▶ _REQUIRED WORK_:
Look through the material beneath and copy each line with the word "stats".

▶ _INPUT FOR THIS TASK_:
• • •

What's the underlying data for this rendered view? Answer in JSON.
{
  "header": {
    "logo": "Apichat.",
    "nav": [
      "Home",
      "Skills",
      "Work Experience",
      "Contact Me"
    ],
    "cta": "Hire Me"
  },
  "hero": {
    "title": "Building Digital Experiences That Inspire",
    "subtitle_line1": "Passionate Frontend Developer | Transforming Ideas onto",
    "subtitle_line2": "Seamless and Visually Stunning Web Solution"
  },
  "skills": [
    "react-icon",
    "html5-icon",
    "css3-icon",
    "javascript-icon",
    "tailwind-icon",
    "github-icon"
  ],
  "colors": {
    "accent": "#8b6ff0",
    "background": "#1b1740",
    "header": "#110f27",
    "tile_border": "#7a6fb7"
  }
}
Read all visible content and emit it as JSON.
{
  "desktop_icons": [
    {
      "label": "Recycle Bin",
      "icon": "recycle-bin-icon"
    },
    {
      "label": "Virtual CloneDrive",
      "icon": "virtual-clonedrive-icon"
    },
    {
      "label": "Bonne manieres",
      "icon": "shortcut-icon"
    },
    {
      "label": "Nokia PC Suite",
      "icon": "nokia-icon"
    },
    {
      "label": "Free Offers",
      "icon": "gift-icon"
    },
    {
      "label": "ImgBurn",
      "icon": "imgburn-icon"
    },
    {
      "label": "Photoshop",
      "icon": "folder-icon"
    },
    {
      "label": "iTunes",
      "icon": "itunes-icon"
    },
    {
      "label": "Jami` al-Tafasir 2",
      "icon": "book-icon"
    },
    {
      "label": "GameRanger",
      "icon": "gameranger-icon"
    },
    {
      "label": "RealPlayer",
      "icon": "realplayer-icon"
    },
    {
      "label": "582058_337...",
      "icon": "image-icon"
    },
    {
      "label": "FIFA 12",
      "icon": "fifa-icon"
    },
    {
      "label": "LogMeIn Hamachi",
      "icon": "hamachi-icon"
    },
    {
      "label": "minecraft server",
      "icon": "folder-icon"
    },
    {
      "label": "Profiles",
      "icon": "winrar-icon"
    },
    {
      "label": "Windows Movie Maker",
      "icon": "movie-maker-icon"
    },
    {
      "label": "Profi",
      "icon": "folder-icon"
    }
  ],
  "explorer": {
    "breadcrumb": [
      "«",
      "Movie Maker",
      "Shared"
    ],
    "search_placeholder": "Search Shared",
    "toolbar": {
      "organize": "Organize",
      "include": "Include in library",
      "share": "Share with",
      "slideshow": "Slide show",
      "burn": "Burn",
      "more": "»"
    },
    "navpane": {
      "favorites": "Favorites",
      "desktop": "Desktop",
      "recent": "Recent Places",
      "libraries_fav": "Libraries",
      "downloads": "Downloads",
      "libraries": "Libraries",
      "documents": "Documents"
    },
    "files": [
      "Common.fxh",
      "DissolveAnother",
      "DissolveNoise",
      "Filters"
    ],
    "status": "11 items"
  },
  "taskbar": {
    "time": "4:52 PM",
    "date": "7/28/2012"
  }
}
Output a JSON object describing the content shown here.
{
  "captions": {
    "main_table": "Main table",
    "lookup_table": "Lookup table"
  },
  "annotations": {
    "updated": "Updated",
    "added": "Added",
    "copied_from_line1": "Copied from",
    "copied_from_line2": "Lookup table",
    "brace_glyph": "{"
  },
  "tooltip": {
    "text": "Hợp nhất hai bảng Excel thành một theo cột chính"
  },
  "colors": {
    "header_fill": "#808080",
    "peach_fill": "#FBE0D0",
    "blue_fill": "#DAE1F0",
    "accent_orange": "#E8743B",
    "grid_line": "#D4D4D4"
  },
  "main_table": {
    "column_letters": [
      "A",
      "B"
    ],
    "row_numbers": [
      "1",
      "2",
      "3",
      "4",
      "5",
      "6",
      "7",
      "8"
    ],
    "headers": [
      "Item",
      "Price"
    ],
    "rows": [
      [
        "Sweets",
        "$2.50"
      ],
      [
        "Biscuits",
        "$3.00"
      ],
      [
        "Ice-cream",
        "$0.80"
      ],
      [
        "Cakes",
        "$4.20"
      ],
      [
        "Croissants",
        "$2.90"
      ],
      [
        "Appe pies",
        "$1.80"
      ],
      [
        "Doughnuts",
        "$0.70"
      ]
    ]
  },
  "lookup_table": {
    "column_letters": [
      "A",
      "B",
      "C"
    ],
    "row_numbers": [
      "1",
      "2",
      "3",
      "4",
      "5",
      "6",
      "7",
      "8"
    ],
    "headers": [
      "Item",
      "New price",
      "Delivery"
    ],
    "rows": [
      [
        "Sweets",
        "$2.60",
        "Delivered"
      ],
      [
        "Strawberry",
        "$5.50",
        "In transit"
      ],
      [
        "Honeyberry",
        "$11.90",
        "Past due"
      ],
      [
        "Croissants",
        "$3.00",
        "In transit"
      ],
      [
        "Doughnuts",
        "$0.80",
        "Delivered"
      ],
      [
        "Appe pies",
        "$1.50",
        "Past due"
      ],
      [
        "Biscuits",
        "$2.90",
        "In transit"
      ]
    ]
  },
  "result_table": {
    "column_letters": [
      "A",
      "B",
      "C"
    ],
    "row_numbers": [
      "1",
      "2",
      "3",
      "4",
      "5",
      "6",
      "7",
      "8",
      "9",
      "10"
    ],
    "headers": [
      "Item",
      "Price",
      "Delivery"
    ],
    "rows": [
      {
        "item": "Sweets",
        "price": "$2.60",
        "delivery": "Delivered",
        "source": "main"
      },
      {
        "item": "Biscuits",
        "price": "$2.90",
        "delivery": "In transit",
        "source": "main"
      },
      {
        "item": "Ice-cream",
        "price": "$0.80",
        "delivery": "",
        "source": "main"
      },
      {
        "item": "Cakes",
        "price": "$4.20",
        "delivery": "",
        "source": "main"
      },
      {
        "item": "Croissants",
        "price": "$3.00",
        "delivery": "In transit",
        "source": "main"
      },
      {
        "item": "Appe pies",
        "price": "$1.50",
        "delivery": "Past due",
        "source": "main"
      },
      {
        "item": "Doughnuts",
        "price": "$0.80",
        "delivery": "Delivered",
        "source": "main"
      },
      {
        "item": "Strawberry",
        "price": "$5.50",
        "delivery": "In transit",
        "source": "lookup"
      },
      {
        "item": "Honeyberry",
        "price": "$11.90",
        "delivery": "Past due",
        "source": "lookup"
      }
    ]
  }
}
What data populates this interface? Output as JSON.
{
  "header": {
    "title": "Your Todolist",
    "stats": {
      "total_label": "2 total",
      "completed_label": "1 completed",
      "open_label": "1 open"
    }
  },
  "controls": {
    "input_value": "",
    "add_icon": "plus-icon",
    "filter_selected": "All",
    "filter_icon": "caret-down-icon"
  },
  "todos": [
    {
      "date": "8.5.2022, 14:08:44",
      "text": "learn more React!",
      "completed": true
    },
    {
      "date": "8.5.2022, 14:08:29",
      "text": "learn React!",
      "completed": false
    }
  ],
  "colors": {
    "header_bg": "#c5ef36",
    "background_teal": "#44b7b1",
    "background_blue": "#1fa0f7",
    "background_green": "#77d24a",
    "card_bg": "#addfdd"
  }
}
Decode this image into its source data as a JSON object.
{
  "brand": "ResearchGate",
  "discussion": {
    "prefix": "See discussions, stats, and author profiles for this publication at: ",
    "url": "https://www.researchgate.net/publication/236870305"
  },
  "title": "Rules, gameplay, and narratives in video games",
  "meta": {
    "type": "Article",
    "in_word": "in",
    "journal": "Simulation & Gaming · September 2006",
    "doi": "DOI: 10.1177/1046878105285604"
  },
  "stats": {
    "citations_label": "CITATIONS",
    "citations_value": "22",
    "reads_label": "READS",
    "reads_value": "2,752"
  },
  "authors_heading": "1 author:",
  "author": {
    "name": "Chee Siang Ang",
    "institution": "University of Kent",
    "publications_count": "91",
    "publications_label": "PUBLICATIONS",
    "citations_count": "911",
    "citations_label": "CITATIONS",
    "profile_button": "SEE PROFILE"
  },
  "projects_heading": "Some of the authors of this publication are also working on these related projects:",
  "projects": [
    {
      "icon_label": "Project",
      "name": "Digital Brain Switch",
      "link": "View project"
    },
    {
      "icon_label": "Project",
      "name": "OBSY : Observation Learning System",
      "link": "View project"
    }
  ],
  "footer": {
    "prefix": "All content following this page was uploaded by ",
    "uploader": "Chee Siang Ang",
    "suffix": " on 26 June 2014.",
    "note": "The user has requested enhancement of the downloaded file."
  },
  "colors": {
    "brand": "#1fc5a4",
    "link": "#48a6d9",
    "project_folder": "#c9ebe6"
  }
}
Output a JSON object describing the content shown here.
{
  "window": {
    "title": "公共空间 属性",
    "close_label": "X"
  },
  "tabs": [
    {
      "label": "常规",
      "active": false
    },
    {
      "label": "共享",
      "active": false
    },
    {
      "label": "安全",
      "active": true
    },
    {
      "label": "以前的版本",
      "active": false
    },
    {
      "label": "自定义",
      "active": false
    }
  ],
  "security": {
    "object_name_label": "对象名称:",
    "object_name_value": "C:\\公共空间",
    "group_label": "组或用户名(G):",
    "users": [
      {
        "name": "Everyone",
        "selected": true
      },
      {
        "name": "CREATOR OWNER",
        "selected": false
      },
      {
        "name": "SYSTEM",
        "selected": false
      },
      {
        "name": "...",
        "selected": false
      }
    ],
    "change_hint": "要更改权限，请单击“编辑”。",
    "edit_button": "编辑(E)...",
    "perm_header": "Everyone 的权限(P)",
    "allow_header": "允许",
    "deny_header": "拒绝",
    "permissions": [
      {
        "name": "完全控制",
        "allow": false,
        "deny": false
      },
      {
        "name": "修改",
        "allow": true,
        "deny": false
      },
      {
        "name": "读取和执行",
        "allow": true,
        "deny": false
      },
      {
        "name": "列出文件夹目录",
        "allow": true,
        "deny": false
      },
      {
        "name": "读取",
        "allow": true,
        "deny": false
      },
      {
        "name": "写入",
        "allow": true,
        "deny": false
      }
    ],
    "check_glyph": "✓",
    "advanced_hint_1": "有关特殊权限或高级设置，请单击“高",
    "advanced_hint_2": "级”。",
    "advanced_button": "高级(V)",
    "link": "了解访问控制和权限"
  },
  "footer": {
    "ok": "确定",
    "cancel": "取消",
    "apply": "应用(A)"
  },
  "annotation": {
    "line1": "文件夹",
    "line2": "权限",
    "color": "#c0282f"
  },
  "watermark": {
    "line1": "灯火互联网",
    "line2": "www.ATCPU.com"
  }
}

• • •

▶ _COMPLETED EXERCISE_:
    "stats": {
    "prefix": "See discussions, stats, and author profiles for this publication at: ",
  "stats": {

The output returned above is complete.